At the beginning of one of my very early journals, college probably, I copied an epigraph out of Henry Miller, something to the effect that the greatest joy is to be lost in an unfamilar city. I took it to mean plunged into the new and strange, adventuring, even to be seeing things with fresh eyes or beginner's mind. I've had dreams in which I am in a new city, or a new house, exploring: pleasant, liberating, exhiliarating dreams.
Last night's dream was the antithesis of that. I was lost in a familiar city, in a city of my own making, in a thicket of my own construction. There was a reaching toward an idyllic past; there was dislocation and disorientation in the present; there was an intrusion of great menace. There was, of course, dread: which is always a gaze toward the future.
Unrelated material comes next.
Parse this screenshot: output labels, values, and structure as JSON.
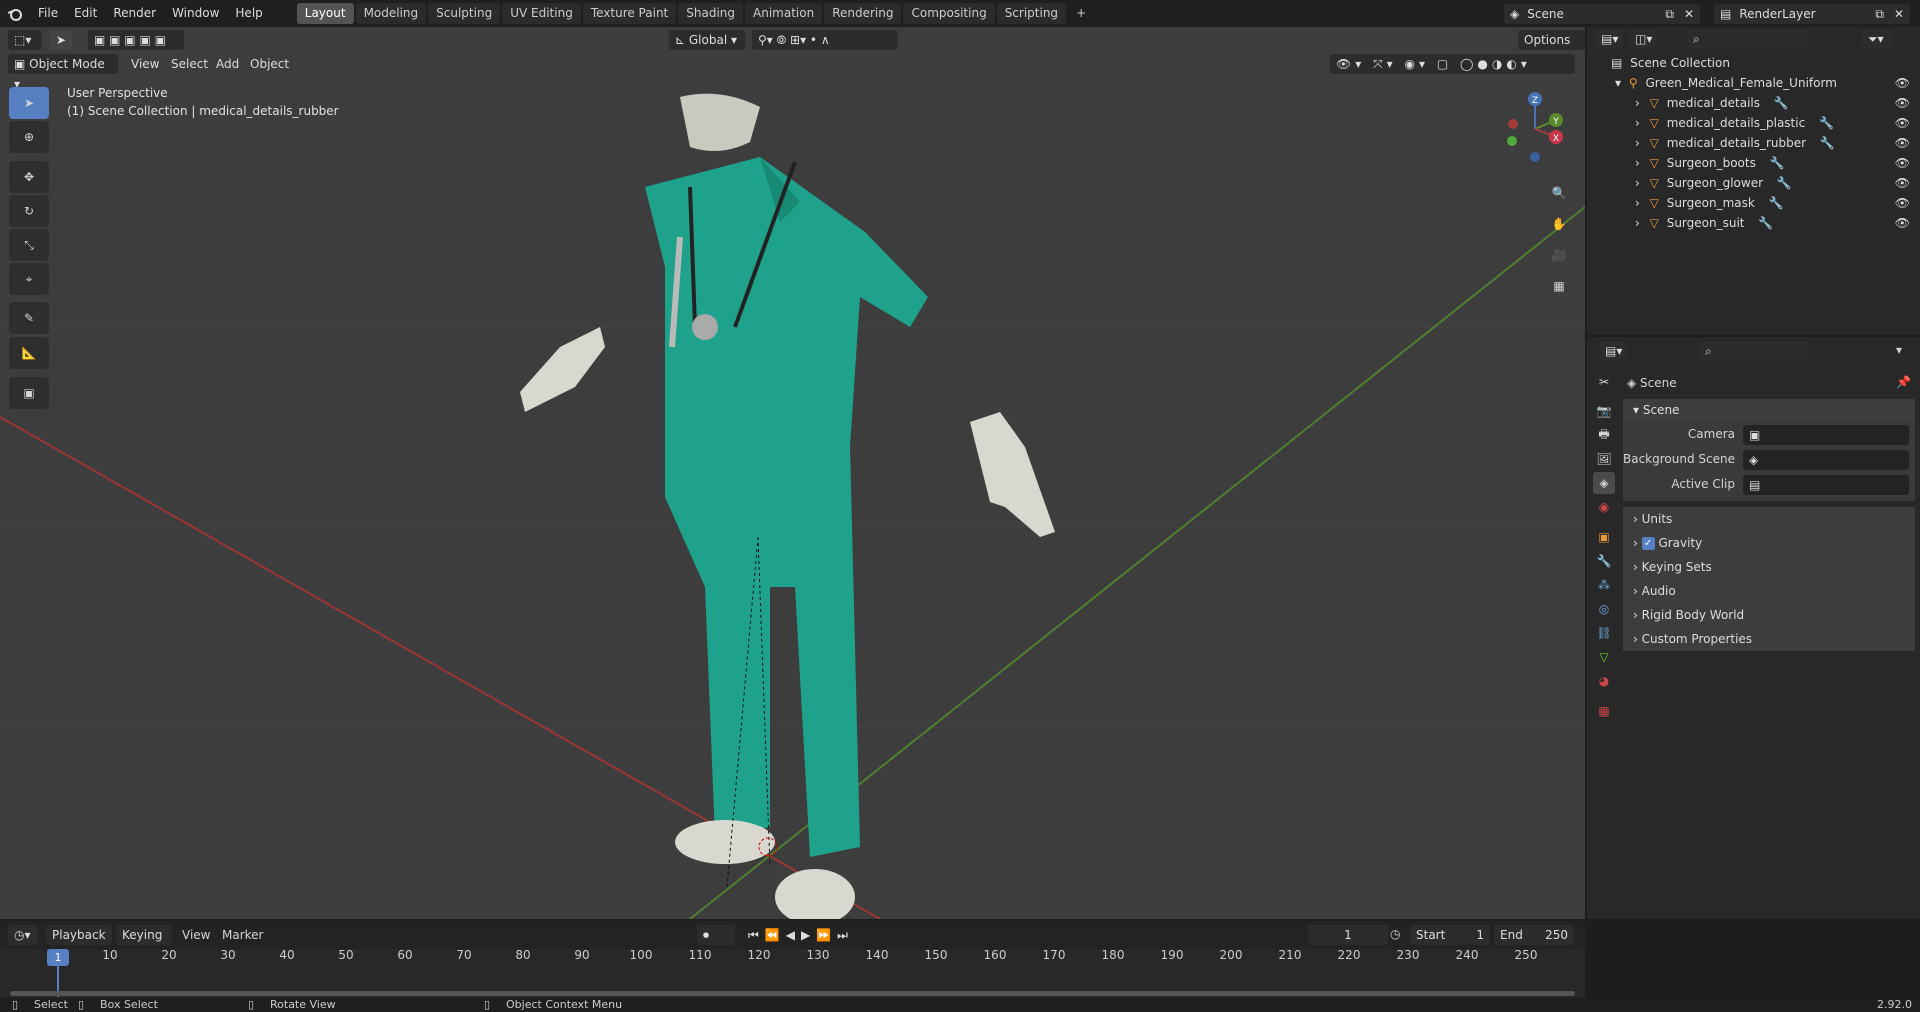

The familiar becoming unfamiliar, in my dream, was a horror. An unmooring. A loss of place, a threatened loss of self. An expansion upon the chill we fifty-somethings feel when we can't retrieve a name or word, or take a little longer finding the car in the parking lot. With death brooding over it all, inevitable. With social menace compounding garden variety mortality and pain. This was not seeing with "beginners eyes" -- seeing the familiar as if new, shorn of layers of concept and judgment. This was dissolution, psychosis, dementia.
This morning, as I made my third cup of coffee, the word "vacant" occured to me.
I sat yesterday for the first time in a while, eschewing the zafu for my desk chair, and was vacant for the better part of thirty minutes. Vacancy is nothing like emptiness. It's an amalgam of dullness, blankness, sleepiness and mental detritus. It's white noise, test pattern, electronic TV snow. It's akin to treading water, killing time, daydreaming, muddle.
I was refusing to heed the centuries of wisdom that have gone into prescribing meditation posture. There's nothing inherently mystical about how a straight spine fosters alertness. I couldn't do even quarter lotus to save my life, but even Burmese position gives a taste of the tripod stability of butt on the cushion, knees on the floor. Even the cosmic mudra -- its loveliness aside -- is sort of a strain gauge, a monitor of one's tension or laxity. I learned to meditate with eyes shut, but I think the zen prescription of eyes half open and unfocused also strengthens alertness.
I read last night's dream, among other things, as an admonition: wake up. Not so much from the literal dream, but from the waking dream. The dream that wants to hold on to what is gone. The dream that's desparate to cling to the construct of the self and its sense of solidity, discreteness, invulnerability and immortality. The dream that denies the truth of illness, pain and death, of bodily and mental dissolution. The dream that frets and frets about the same thing.
"No room at the inn" is certainly a byword of this season. In my own case, as soon as there is no vacancy, there will be room for emptiness.